The UK Prime Minister batted away partygate questions by saying he has already given “vintage and exhaustive answers” just as he came under fresh fire.
He blasted the “deep mistrust” created by the breaking of Covid rules, after four Conservative MPs added their voices to demands for Mr Johnson’s resignation.
But Mr Johnson told reporters during a visit to Stockton-on-Tees, where he met fibre cable laying trainees, that he is confident he has enough support within his party.
“Yes, but I think I gave some pretty vintage and exhaustive answers on all that subject the other day in the House of Commons and then in a subsequent press conference,” he said when asked by broadcasters.
He sought to further deflect questions when pressed on why he tolerated the culture that saw staff drink so much they were sick, became involved in altercations and abused security and cleaning staff.
“If you look at the answers in the House of Commons over more than two hours, I think you’ll be able to see I answered that very, very extensively,” Mr Johnson said.
Resigning as a parliamentary private secretary, Mr Holmes said the scandal was undermining his work for constituents in Eastleigh, Hampshire.
“It is distressing to me that this work on your behalf has been tarnished by the toxic culture that seemed to have permeated Number 10,” he wrote on his website.
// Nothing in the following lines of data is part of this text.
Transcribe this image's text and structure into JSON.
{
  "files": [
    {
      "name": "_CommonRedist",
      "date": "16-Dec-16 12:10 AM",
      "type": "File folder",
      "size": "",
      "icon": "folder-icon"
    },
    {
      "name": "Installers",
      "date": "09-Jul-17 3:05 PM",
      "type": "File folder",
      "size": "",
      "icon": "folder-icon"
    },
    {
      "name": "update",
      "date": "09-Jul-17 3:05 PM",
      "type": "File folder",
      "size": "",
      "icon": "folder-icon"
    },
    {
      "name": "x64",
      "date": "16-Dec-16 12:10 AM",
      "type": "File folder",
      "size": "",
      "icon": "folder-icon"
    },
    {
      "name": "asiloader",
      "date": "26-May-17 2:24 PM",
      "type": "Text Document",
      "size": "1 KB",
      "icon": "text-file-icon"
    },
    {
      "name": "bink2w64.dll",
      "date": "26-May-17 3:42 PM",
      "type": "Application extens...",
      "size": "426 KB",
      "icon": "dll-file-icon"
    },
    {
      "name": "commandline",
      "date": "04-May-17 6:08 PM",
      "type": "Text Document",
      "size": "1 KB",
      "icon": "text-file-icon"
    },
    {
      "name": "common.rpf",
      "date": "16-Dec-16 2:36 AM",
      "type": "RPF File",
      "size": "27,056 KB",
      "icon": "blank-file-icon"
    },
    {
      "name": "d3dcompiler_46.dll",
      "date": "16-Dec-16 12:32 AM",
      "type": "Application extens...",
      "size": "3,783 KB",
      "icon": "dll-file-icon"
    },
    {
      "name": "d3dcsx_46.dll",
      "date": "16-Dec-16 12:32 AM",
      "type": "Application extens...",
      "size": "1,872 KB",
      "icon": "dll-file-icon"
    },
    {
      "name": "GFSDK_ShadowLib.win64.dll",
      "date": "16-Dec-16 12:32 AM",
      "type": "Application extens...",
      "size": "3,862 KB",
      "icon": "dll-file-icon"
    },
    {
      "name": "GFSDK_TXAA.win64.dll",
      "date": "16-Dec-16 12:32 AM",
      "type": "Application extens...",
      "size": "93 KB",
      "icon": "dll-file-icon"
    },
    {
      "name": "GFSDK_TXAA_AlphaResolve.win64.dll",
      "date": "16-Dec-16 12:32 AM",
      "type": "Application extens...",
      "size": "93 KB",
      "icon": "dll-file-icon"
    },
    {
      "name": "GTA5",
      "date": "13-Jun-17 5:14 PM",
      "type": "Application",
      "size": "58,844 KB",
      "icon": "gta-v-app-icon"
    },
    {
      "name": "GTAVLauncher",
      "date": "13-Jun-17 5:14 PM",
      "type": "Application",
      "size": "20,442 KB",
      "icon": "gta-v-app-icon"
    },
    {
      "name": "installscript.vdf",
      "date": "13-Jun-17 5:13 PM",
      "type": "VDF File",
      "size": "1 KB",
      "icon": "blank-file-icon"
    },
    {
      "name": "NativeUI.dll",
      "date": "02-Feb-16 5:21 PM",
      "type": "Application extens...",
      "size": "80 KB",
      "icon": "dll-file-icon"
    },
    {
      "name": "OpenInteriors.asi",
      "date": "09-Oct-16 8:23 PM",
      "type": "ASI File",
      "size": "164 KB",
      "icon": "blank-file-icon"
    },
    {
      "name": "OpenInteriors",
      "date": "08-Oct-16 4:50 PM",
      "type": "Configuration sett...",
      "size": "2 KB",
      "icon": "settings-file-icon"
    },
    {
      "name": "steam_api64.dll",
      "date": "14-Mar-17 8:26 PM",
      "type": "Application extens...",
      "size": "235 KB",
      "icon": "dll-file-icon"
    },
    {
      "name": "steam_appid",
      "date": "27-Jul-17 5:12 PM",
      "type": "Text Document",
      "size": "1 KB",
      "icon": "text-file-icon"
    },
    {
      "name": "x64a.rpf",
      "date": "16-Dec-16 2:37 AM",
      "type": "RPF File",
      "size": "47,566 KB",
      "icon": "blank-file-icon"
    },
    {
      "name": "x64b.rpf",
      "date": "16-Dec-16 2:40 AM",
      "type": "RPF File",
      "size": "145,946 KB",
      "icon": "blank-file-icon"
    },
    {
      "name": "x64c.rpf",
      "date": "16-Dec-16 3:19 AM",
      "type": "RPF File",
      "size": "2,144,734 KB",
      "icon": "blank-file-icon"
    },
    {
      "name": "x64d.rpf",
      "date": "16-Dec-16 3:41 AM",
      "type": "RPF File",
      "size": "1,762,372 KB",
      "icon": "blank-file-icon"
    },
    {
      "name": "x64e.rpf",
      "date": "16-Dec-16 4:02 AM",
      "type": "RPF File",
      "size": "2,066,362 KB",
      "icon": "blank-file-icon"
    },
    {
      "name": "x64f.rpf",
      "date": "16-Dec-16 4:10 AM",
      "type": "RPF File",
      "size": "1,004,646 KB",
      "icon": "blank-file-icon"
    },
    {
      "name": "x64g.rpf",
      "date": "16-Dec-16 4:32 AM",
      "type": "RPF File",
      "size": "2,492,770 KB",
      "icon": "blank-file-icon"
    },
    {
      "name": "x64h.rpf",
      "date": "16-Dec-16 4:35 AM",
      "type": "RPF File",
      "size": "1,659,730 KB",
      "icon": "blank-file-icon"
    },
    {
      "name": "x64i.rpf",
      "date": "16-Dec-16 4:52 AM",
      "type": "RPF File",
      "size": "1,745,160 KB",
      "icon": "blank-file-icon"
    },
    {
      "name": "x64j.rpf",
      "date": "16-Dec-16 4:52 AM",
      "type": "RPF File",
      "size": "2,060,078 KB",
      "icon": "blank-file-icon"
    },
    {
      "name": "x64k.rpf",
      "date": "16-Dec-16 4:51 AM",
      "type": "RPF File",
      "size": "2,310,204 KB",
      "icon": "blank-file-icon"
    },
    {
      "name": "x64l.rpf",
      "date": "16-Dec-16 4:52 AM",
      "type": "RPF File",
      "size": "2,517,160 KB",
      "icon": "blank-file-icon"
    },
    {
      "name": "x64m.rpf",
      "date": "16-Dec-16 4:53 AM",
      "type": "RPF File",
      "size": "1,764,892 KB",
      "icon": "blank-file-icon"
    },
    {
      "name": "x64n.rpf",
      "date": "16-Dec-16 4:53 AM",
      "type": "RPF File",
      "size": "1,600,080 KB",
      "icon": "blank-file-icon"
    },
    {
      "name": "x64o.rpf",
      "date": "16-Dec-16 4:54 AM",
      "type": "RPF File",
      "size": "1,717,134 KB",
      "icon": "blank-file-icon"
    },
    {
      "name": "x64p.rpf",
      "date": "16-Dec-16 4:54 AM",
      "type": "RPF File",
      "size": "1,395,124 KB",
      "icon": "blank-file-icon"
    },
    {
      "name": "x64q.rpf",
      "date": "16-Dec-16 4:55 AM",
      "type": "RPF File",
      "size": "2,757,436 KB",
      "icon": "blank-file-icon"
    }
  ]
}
He stopped short of calling for the Mr Johnson's resignation, and a colleague who answered the phone at his constituency office said the MP had nothing further to add.
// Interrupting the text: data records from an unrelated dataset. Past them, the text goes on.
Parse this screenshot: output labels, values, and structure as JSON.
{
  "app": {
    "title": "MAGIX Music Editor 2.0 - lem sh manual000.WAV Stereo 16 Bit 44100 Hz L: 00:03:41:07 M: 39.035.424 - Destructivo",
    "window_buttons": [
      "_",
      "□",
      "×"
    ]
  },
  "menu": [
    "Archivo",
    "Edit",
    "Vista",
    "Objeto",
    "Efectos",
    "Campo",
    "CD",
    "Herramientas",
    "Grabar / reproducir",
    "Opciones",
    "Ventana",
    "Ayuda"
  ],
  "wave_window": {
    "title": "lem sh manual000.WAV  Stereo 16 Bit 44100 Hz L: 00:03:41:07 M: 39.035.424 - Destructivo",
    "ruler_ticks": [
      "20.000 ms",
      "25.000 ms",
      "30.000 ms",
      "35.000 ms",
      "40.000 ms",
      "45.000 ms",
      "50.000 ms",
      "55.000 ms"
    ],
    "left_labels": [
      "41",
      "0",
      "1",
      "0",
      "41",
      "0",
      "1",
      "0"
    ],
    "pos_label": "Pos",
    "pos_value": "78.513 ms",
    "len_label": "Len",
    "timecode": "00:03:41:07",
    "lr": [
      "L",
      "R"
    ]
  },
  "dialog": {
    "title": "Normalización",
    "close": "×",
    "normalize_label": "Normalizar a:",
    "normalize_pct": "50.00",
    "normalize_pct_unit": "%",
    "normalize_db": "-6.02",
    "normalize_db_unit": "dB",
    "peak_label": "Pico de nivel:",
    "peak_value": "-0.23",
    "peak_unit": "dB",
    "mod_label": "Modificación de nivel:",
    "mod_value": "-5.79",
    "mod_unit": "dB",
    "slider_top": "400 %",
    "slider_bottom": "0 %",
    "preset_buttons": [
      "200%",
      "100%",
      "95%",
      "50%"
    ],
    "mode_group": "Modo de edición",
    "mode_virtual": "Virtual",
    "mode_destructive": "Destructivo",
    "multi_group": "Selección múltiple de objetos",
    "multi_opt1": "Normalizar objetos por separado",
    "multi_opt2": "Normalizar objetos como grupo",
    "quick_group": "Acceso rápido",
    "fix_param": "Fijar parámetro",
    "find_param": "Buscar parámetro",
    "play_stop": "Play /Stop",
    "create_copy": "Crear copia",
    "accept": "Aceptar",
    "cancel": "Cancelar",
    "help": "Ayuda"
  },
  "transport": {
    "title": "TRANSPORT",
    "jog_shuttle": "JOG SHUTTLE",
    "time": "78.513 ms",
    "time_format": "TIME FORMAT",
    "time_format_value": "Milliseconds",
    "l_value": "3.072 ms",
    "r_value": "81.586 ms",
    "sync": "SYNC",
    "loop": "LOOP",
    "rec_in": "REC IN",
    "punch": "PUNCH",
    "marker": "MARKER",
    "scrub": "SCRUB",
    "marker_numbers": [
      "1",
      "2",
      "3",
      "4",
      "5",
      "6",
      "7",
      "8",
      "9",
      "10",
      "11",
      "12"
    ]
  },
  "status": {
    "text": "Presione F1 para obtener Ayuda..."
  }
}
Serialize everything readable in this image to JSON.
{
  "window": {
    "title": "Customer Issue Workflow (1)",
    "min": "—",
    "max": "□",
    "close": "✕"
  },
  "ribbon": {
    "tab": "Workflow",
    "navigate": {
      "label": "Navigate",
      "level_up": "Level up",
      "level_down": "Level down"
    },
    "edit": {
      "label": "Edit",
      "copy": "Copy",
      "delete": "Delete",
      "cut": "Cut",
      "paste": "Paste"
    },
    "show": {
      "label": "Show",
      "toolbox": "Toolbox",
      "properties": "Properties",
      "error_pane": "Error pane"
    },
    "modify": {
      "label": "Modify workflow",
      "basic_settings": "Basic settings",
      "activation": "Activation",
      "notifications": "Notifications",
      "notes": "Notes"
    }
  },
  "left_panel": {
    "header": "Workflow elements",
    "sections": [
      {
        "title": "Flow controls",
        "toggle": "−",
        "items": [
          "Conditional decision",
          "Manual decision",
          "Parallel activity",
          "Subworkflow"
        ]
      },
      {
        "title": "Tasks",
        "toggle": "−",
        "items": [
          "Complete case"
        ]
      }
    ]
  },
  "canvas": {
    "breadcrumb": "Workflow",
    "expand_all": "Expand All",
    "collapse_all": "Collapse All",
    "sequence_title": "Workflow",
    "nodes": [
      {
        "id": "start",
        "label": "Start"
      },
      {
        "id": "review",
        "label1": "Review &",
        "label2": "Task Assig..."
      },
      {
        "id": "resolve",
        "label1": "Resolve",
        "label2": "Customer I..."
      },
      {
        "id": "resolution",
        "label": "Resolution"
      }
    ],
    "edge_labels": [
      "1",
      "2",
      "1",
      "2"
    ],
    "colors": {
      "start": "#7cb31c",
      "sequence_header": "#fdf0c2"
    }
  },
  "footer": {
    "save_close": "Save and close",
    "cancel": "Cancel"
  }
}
But the resignation marks another blow after four Tories went public with resignation demands since the damning report laid bare the parties in No 10 at a time when millions were forced to cut off contact with loved ones.
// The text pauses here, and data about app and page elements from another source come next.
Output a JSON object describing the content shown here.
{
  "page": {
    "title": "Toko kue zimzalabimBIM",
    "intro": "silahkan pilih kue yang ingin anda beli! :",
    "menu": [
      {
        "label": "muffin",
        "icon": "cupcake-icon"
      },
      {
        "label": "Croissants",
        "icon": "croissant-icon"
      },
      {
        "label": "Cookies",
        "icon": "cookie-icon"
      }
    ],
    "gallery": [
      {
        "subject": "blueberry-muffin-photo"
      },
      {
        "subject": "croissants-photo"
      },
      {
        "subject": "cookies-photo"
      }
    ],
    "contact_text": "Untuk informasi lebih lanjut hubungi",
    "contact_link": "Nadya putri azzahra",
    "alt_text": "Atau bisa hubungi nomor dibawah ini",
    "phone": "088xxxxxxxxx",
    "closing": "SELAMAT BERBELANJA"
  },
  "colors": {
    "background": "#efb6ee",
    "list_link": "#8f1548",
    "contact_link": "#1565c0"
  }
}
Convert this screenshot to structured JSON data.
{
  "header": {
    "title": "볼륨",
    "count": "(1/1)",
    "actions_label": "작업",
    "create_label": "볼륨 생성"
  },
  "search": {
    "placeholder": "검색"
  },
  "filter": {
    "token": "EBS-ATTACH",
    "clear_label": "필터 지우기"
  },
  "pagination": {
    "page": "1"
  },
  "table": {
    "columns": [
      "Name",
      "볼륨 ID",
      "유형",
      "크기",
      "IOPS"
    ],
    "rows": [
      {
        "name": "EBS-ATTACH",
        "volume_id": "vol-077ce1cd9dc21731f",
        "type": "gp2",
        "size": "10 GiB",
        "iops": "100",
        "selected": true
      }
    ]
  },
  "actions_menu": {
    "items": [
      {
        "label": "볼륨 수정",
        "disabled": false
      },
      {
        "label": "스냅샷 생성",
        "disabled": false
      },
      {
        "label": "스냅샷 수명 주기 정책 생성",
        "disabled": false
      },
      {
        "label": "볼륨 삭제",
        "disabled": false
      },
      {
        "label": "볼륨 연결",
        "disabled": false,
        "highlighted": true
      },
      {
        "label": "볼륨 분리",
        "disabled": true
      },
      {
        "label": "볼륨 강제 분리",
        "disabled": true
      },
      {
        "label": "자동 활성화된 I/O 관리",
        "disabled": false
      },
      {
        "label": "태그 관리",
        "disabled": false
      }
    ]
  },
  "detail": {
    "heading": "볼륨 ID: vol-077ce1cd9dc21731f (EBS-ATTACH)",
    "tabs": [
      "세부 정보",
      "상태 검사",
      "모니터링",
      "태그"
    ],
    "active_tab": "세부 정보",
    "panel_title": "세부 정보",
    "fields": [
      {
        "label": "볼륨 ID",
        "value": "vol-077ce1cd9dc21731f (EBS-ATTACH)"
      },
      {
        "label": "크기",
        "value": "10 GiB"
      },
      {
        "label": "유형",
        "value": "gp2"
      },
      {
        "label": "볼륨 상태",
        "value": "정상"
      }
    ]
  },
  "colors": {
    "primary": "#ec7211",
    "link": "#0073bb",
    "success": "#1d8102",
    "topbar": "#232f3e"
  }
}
Former minister Stephen Hammond said he “cannot and will not defend the indefensible” and indicated he had sent a letter of no confidence to the Tory backbench 1922 Committee.
David Simmonds and John Baron spoke out on Thursday, following Julian Sturdy, who demanded Mr Johnson’s exit in the hours after Ms Gray’s report was published on Wednesday.
It detailed events at which officials sang karaoke, drank so much they were sick, became involved in altercations and abused security and cleaning staff.
A vote on the Boris Johnson's future will be held if 54 of his MPs write to 1922 chairman Graham Brady saying they have lost their confidence in their leader.
Twenty Tories have publicly called for his resignation so far, with many critics holding back due to the war in Ukraine.
Others may have called for a no confidence vote in private, however, as Mr Brady keeps the public declarations of discontent a closely-guarded secret.
The publication of Ms Gray’s report followed the conclusion of the Metropolitan Police’s Operation Hillman investigation into parties in No 10 and Whitehall.
Scotland Yard handed out 126 fines for rule breaches in Government, with the UK Prime Minister receiving a single fixed-penalty notice for his birthday gathering in June 2020.
Mr Johnson faces further pressure from an inquiry into whether he lied to the UK Parliament with his repeated denials there was no rule-breaking in Downing Street.
Deliberately misleading the House is considered a resigning matter.